WASHINGTON (Reuters) – The United States on Monday rebuffed Ukraine’s demand for a blanket visa ban on Russians, saying Washington would not want to close off pathways to refuge for Russia’s dissidents and others who are vulnerable to human rights abuses.
Ukrainian President Volodymyr Zelenskiy had first urged the visa ban in an interview earlier this month with the Washington Post, saying Russians should “live in their own world until they change their philosophy.”
Zelenskiy then issued another call a few weeks ago for European Union states to ban visas for Russian nationals to keep the bloc from becoming a “supermarket” open to anyone with the means to enter.
A State Department spokesperson said the Biden administration has already imposed visa restrictions for Kremlin officials but it made it clear that its focus would be on identifying those involved in Russia’s invasion of Ukraine and holding them accountable.
“The U.S. wouldn’t want to close off pathways to refuge and safety for Russia’s dissidents or others who are vulnerable to human rights abuses,” a State Department spokesperson said.
“We’ve also been clear that it is important to draw a line between the actions of the Russian government and its policies in Ukraine, and the people of Russia,” the spokesperson added.
Some EU leaders such as Finnish Prime Minister Sanna Marin and her Estonian counterpart, Kaja Kallas, have called for an EU-wide visa ban. German Chancellor Olaf Scholz opposed this on Monday, saying Russians should be able to flee their home country if they disagree with the regime.
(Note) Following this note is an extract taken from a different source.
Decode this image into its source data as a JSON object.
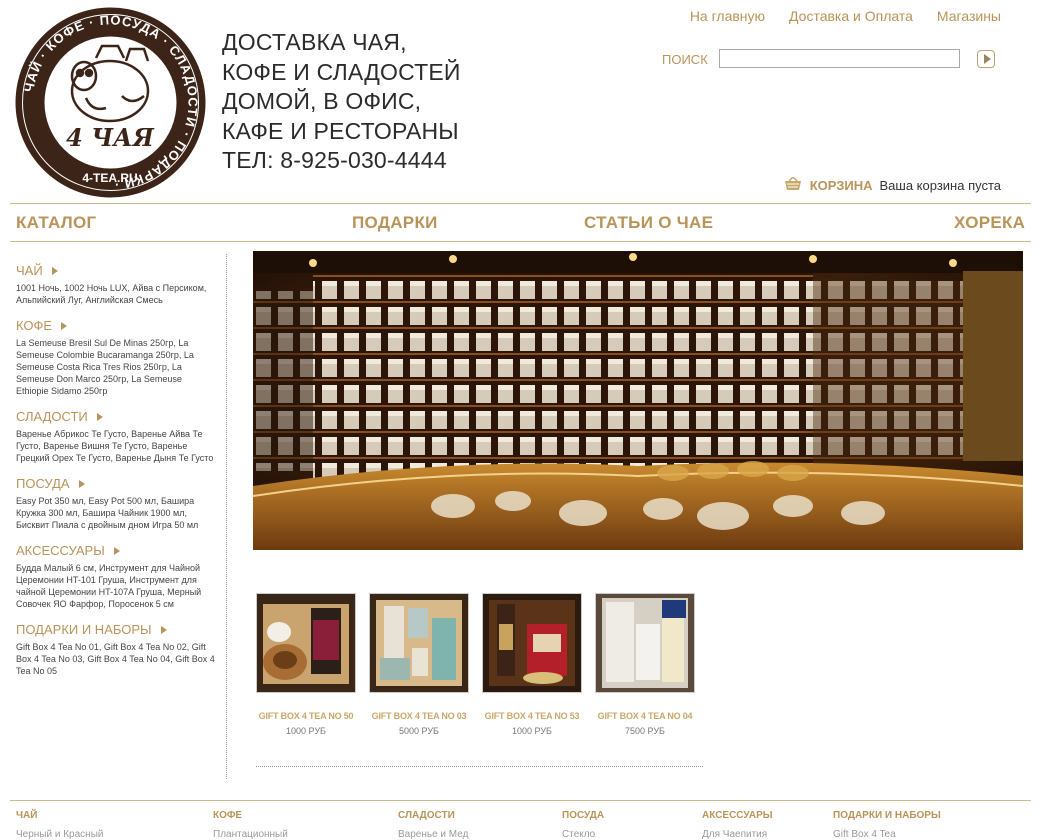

(Reporting by Humeyra Pamuk and Simon Lewis; Editing by Cynthia Osterman)